An additional issue to consider is whether such a LA-AAD could be deleterious to the body. Indeed, tryptophan metabolism has been studied for decades by psychiatrists, as it is the precursor of serotonin, the so-called “happiness neurotransmitter”. Several animal and human experiments have been carried out to test the hypothesis of tryptophan supplementation beneficial effect on depressive symptoms, with thus far ambivalent results 39. However, the present LA-AAD was not completely deprived in tyrosine, tryptophan and phenylalanine, and intake levels were similar to the LPD. Tryptophan and phenylalanine are essential amino acids, meaning they cannot be synthesized de novo by the human organism, and thus they must be supplied in diet. Conversely, tyrosine is considered as a conditionally essential amino acid, which means its synthesis can be limited under certain pathological conditions. Minimal dietary amounts of each aminoacid have been well established and any attempt to define a LA-AAD in human should comply with these requirements. However, current protein intakes in Western countries do bring essential aminoacids far above the minimal requirements.

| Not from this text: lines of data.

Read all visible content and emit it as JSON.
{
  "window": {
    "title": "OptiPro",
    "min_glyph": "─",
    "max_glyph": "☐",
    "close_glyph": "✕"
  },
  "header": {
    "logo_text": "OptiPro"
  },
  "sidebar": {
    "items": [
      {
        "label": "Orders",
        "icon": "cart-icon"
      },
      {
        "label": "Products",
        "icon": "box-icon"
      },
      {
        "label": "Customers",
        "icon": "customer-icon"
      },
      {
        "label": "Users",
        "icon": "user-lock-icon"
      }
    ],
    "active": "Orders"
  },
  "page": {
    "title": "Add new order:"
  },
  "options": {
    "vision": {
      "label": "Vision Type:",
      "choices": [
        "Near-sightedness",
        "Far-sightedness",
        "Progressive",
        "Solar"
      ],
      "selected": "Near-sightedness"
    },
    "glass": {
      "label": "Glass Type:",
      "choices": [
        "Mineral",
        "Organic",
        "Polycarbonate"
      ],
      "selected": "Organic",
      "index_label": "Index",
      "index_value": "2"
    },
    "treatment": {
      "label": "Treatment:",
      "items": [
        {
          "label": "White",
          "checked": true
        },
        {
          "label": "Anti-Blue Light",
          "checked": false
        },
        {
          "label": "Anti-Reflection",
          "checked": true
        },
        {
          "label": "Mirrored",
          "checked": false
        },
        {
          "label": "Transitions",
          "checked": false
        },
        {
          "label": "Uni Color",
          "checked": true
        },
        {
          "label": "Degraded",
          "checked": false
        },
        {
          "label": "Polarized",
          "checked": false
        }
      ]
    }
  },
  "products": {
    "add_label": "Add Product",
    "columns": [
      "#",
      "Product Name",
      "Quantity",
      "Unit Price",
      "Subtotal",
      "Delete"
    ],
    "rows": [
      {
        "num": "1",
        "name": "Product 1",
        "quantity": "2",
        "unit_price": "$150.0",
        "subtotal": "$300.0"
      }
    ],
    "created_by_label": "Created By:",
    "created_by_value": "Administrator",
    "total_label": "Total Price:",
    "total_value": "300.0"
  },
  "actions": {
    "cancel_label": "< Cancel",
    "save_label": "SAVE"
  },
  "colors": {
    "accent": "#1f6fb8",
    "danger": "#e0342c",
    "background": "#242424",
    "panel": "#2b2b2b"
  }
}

In conclusion the present study in CKD mice suggests that an experimental LA-AAD (i.e. low tyrosine, tryptophan and phenylalanine intake) has beneficial systemic effects, mimicking those of a LPD. Indeed, a LA-AAD appears efficient to delay renal function decline and prevent kidney fibrosis, without exposing to malnutrition. Significant differences between the two groups (LPD and LA-AAD) were noted such as energy intake, urea level or even inflammatory biomarkers (such as MCP-1) which could be deleterious in the long run and therefore require further studies. Future studies will be needed to determine if the specific restriction of foodstuffs containing large amounts of AAAs ( e.g.: animal meats (beef, fish), eggs, lentils,…) could improve kidney function in humans.